(Interface dataset entries)

╭──

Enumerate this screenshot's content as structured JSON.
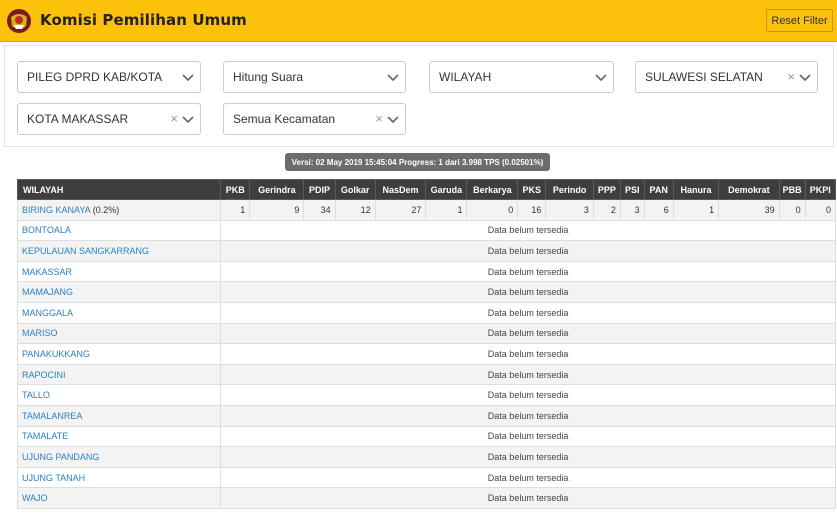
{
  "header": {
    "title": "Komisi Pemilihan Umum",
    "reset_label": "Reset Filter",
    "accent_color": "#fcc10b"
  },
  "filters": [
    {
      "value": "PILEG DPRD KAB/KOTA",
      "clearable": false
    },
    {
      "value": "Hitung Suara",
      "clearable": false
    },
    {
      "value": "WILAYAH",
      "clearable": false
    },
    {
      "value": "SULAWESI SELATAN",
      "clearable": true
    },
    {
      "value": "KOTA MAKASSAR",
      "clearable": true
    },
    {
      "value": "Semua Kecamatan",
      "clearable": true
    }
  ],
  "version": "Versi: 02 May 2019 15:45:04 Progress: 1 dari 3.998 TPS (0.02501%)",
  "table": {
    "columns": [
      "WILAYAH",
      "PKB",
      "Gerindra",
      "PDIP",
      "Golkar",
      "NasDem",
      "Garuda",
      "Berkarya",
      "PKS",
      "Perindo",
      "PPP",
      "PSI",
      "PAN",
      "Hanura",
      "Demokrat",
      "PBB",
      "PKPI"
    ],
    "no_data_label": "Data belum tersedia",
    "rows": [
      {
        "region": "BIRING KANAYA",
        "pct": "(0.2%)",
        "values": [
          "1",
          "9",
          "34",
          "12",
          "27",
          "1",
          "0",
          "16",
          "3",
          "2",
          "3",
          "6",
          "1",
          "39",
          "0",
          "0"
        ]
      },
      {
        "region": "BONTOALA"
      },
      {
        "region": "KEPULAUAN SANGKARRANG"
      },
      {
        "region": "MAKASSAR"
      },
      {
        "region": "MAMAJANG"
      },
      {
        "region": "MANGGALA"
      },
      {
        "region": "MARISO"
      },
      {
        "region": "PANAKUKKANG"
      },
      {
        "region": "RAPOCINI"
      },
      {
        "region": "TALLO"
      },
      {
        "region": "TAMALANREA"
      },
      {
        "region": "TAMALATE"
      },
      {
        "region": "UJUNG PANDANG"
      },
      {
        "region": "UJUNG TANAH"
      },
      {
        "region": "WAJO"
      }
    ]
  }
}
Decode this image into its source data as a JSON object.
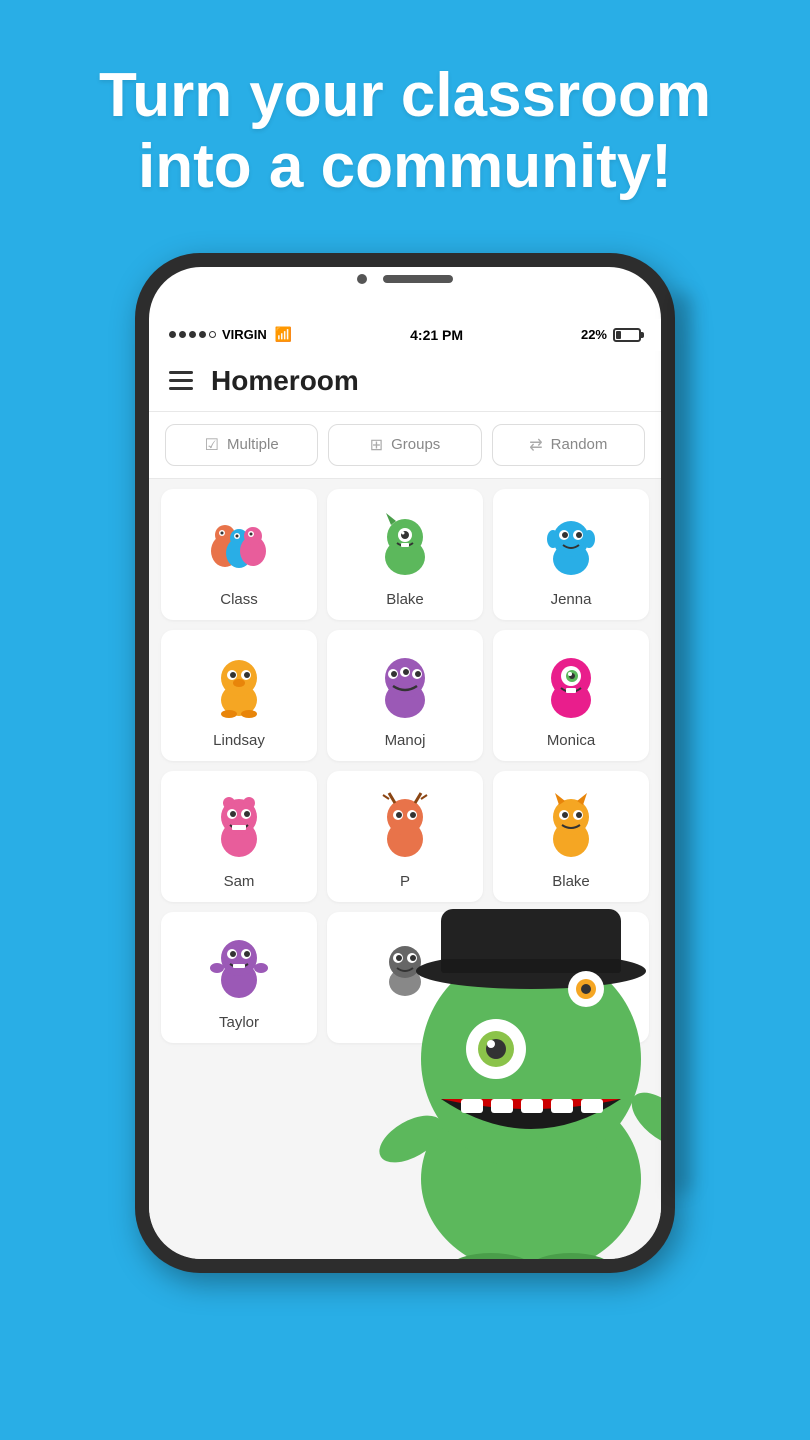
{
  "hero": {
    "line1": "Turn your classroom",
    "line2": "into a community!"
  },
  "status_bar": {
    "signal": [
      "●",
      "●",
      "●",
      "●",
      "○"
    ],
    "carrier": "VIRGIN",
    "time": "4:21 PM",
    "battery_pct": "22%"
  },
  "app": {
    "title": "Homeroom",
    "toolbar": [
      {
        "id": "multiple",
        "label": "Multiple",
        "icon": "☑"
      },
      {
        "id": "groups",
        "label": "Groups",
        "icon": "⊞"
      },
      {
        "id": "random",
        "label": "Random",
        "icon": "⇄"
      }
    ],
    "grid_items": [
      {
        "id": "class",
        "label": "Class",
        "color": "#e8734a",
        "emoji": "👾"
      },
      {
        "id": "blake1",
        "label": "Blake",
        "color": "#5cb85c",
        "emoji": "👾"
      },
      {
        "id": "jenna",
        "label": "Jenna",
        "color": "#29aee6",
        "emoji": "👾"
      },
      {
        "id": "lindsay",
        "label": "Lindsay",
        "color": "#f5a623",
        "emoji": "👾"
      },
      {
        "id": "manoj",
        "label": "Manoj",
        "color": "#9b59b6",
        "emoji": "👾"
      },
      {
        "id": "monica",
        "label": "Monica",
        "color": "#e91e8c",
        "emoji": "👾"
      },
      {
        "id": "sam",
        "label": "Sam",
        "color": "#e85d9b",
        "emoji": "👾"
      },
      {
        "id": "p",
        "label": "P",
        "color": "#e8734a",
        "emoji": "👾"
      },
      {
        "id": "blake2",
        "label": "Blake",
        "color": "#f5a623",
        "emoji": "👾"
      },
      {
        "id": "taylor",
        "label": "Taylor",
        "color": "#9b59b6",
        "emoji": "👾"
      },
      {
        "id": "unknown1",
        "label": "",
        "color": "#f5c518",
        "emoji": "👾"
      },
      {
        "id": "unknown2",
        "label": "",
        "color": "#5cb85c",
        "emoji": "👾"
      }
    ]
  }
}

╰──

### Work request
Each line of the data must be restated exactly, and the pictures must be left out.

### Response to the exercise
Enumerate this screenshot's content as structured JSON.
{
  "header": {
    "title": "Komisi Pemilihan Umum",
    "reset_label": "Reset Filter",
    "accent_color": "#fcc10b"
  },
  "filters": [
    {
      "value": "PILEG DPRD KAB/KOTA",
      "clearable": false
    },
    {
      "value": "Hitung Suara",
      "clearable": false
    },
    {
      "value": "WILAYAH",
      "clearable": false
    },
    {
      "value": "SULAWESI SELATAN",
      "clearable": true
    },
    {
      "value": "KOTA MAKASSAR",
      "clearable": true
    },
    {
      "value": "Semua Kecamatan",
      "clearable": true
    }
  ],
  "version": "Versi: 02 May 2019 15:45:04 Progress: 1 dari 3.998 TPS (0.02501%)",
  "table": {
    "columns": [
      "WILAYAH",
      "PKB",
      "Gerindra",
      "PDIP",
      "Golkar",
      "NasDem",
      "Garuda",
      "Berkarya",
      "PKS",
      "Perindo",
      "PPP",
      "PSI",
      "PAN",
      "Hanura",
      "Demokrat",
      "PBB",
      "PKPI"
    ],
    "no_data_label": "Data belum tersedia",
    "rows": [
      {
        "region": "BIRING KANAYA",
        "pct": "(0.2%)",
        "values": [
          "1",
          "9",
          "34",
          "12",
          "27",
          "1",
          "0",
          "16",
          "3",
          "2",
          "3",
          "6",
          "1",
          "39",
          "0",
          "0"
        ]
      },
      {
        "region": "BONTOALA"
      },
      {
        "region": "KEPULAUAN SANGKARRANG"
      },
      {
        "region": "MAKASSAR"
      },
      {
        "region": "MAMAJANG"
      },
      {
        "region": "MANGGALA"
      },
      {
        "region": "MARISO"
      },
      {
        "region": "PANAKUKKANG"
      },
      {
        "region": "RAPOCINI"
      },
      {
        "region": "TALLO"
      },
      {
        "region": "TAMALANREA"
      },
      {
        "region": "TAMALATE"
      },
      {
        "region": "UJUNG PANDANG"
      },
      {
        "region": "UJUNG TANAH"
      },
      {
        "region": "WAJO"
      }
    ]
  }
}
Decode this image into its source data as a JSON object.
{
  "hero": {
    "line1": "Turn your classroom",
    "line2": "into a community!"
  },
  "status_bar": {
    "signal": [
      "●",
      "●",
      "●",
      "●",
      "○"
    ],
    "carrier": "VIRGIN",
    "time": "4:21 PM",
    "battery_pct": "22%"
  },
  "app": {
    "title": "Homeroom",
    "toolbar": [
      {
        "id": "multiple",
        "label": "Multiple",
        "icon": "☑"
      },
      {
        "id": "groups",
        "label": "Groups",
        "icon": "⊞"
      },
      {
        "id": "random",
        "label": "Random",
        "icon": "⇄"
      }
    ],
    "grid_items": [
      {
        "id": "class",
        "label": "Class",
        "color": "#e8734a",
        "emoji": "👾"
      },
      {
        "id": "blake1",
        "label": "Blake",
        "color": "#5cb85c",
        "emoji": "👾"
      },
      {
        "id": "jenna",
        "label": "Jenna",
        "color": "#29aee6",
        "emoji": "👾"
      },
      {
        "id": "lindsay",
        "label": "Lindsay",
        "color": "#f5a623",
        "emoji": "👾"
      },
      {
        "id": "manoj",
        "label": "Manoj",
        "color": "#9b59b6",
        "emoji": "👾"
      },
      {
        "id": "monica",
        "label": "Monica",
        "color": "#e91e8c",
        "emoji": "👾"
      },
      {
        "id": "sam",
        "label": "Sam",
        "color": "#e85d9b",
        "emoji": "👾"
      },
      {
        "id": "p",
        "label": "P",
        "color": "#e8734a",
        "emoji": "👾"
      },
      {
        "id": "blake2",
        "label": "Blake",
        "color": "#f5a623",
        "emoji": "👾"
      },
      {
        "id": "taylor",
        "label": "Taylor",
        "color": "#9b59b6",
        "emoji": "👾"
      },
      {
        "id": "unknown1",
        "label": "",
        "color": "#f5c518",
        "emoji": "👾"
      },
      {
        "id": "unknown2",
        "label": "",
        "color": "#5cb85c",
        "emoji": "👾"
      }
    ]
  }
}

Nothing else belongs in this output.